This is the homepage for a public education project led by UCSF's Dr. Robert Lustig. The seven episodes of The Skinny on Obesity expand upon an earlier lecture, "Sugar: The Bitter Truth" (UCTV, 2009).
A network for those interested in the history of nutrition and related fields. This network is intended for the growing number of scholars, teachers, documentary filmmakers, and museum and library professionals engaged with the history of nutrition in any time period or region.
In this 1.5-hour-long lecture, Robert H. Lustig, MD, UCSF Professor of Pediatrics in the Division of Endocrinology, explores the damage caused by sugary foods. He argues that too much fructose and too little fiber work affect the hormonal influences of insulin and appear to be cornerstones of the obesity epidemic. It is part of the UCSF Mini Medical School for the Public and originally aired on University of California Television in July 2009.

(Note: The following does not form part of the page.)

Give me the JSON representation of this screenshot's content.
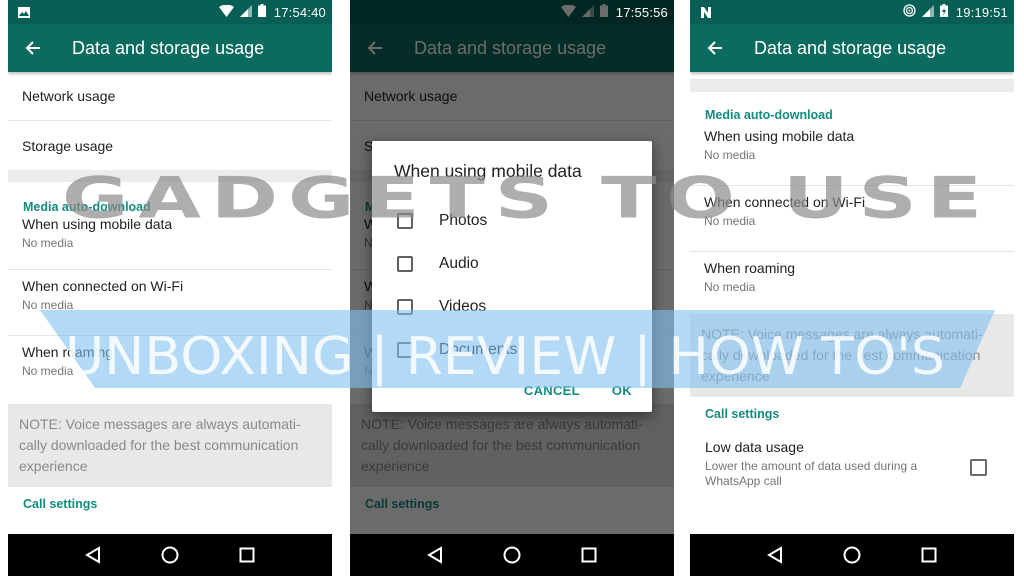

In November 2015, Mode.com followed its popular century-of-fashion videos with one on stereotypical, white, middle-class, American dinners. From their description, "Foodie fans, this one's for you! Whether you lean toward 1915-style roast beef and franconia potatoes, or if 2015's kale craze suits your taste, this look at food over the past century will satiate your palate."

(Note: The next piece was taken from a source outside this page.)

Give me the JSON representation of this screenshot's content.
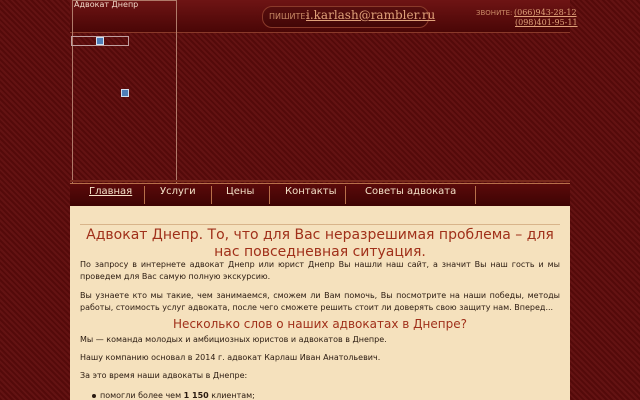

Emily Contois has collected a number of links and web resources related to the Association for the Study of Food and Society's recent annual meeting (https://emilycontois.com/2016/06/27/association-for-the-study-of-food-and-society-2016-a-debrief/), some of which may be of interest to historians of nutrition.
Below is a link to an old essay on thiamin that might still have its uses. The Government Printing Office book that it appeared in is hard to find. I am grateful to Bert Hansen for putting it online.
Some context: This was written in 1975-76 under contract with the National Cancer Institute when the NCI was trying to justify its emphasis on targeted research, rather than basic research. Thus, all the studies in the book give examples of research into specific diseases or medical problems.